As we haven’t bought another cock in for the large hens, we’re going to run the two flocks together inside the chicken pen, and William the bantam can deal with them all! They’ll still have their own coops and, from experience, they’ll tend to stick to the coops they know.

Another job done ready for the winter!

Wood Cutting

2015 wood storeWood Cutting

Our main source of heat is our old oil boiler. I say old – it’s no more than 10 years old, but it looks and sounds kaput. However, during the winter we try and use our wood stove as much as possible. We source local wood – some bought in, some foraged, some donated – and it’s better to keep the travel miles down on wood if you are keen to think of it as a greener source of heat. Despite being old, the house has been insulated on all of the outside walls, between the brickwork and internal plaster. The result being that the good old wood stove, only a 5kW thing, can keep downstairs at around 18-22 Celsius and upstairs at around 16-17 Celsius, in an average winter. It’s a great little thing, and last year we got through around five cubic metres of hard wood feeding it.

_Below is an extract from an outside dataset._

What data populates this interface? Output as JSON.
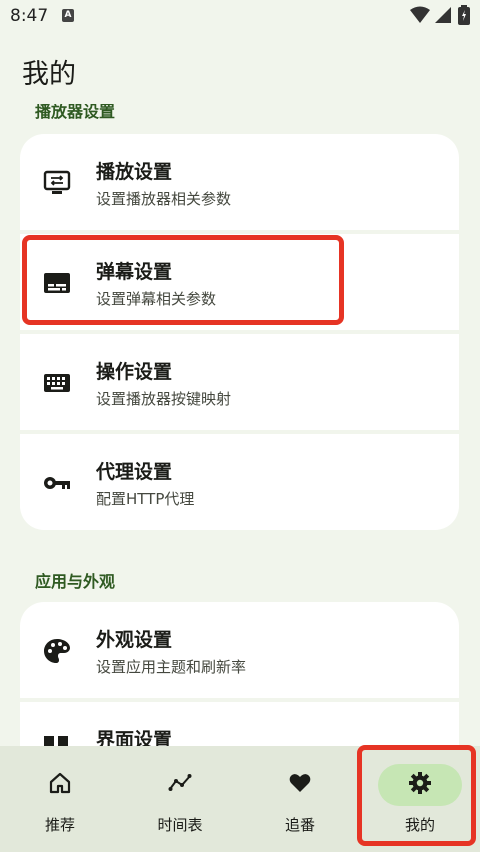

This year we had a selection of woods acquired over the year, so a day was spent bandsawing them all up into fire-sized chunks, and building a new pile. As you can see – Suz is such a fast worker that every shot resulted in her as a blurry ephemeral wood-stacking being (in denims). This is about a third of what we’ll get through, though we do have some nice hard wood to still cut.

Hay Cutting

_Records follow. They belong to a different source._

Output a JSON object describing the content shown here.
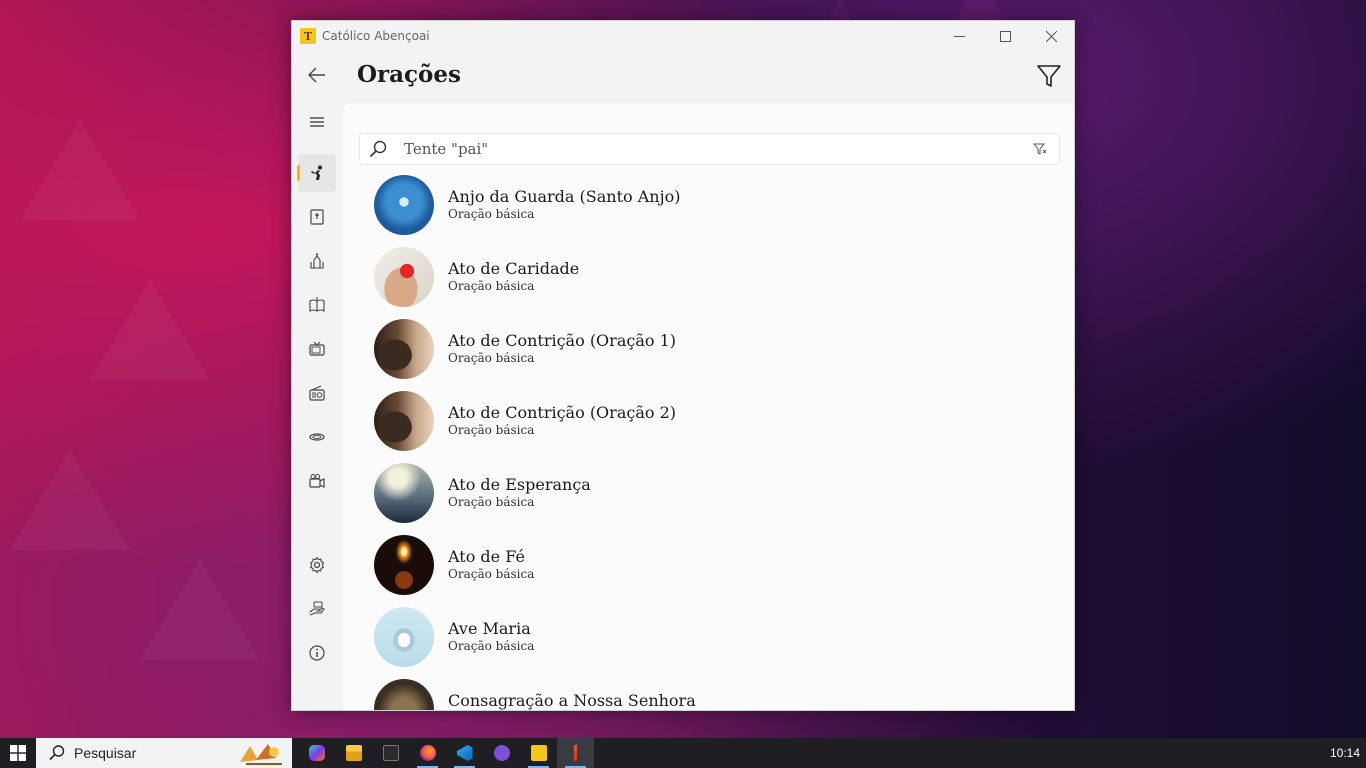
{
  "window": {
    "title": "Católico Abençoai"
  },
  "header": {
    "page_title": "Orações"
  },
  "search": {
    "placeholder": "Tente \"pai\""
  },
  "nav_rail": {
    "items": [
      {
        "name": "menu",
        "icon": "hamburger-icon"
      },
      {
        "name": "prayers",
        "icon": "praying-person-icon",
        "active": true
      },
      {
        "name": "bible",
        "icon": "bible-icon"
      },
      {
        "name": "church",
        "icon": "church-icon"
      },
      {
        "name": "liturgy",
        "icon": "book-icon"
      },
      {
        "name": "tv",
        "icon": "tv-icon"
      },
      {
        "name": "radio",
        "icon": "radio-icon"
      },
      {
        "name": "saints",
        "icon": "halo-icon"
      },
      {
        "name": "videos",
        "icon": "video-camera-icon"
      },
      {
        "name": "settings",
        "icon": "gear-icon"
      },
      {
        "name": "donate",
        "icon": "donate-hand-icon"
      },
      {
        "name": "about",
        "icon": "info-icon"
      }
    ]
  },
  "prayers": [
    {
      "title": "Anjo da Guarda (Santo Anjo)",
      "subtitle": "Oração básica"
    },
    {
      "title": "Ato de Caridade",
      "subtitle": "Oração básica"
    },
    {
      "title": "Ato de Contrição (Oração 1)",
      "subtitle": "Oração básica"
    },
    {
      "title": "Ato de Contrição (Oração 2)",
      "subtitle": "Oração básica"
    },
    {
      "title": "Ato de Esperança",
      "subtitle": "Oração básica"
    },
    {
      "title": "Ato de Fé",
      "subtitle": "Oração básica"
    },
    {
      "title": "Ave Maria",
      "subtitle": "Oração básica"
    },
    {
      "title": "Consagração a Nossa Senhora",
      "subtitle": ""
    }
  ],
  "taskbar": {
    "search_label": "Pesquisar",
    "clock": "10:14",
    "apps": [
      "copilot",
      "file-explorer",
      "terminal",
      "firefox",
      "vscode",
      "github-desktop",
      "catolico-abencoai",
      "app-running"
    ]
  },
  "colors": {
    "accent": "#f5b800",
    "window_bg": "#f3f3f3",
    "content_bg": "#fbfbfb"
  }
}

2015 Haycutting 2And here it is – after four hours of cutting the grass is done, and the tractor is wheeled off for a service as it feels as though it’s running a bit hot.

We were torn between cutting now or leaving it longer. We have a 5-day window of decent weather to make the hay in, after that it becomes unsettled. As the grass is already a good length, it was decided to cut it now before it started dying off in the base. The only issue is that it’s recently rained, so cutting was hard work, and the ground is still very moist to start with, which is no help. We’ll turn it tomorrow, with the forecast being good, and hope that it starts to dry out.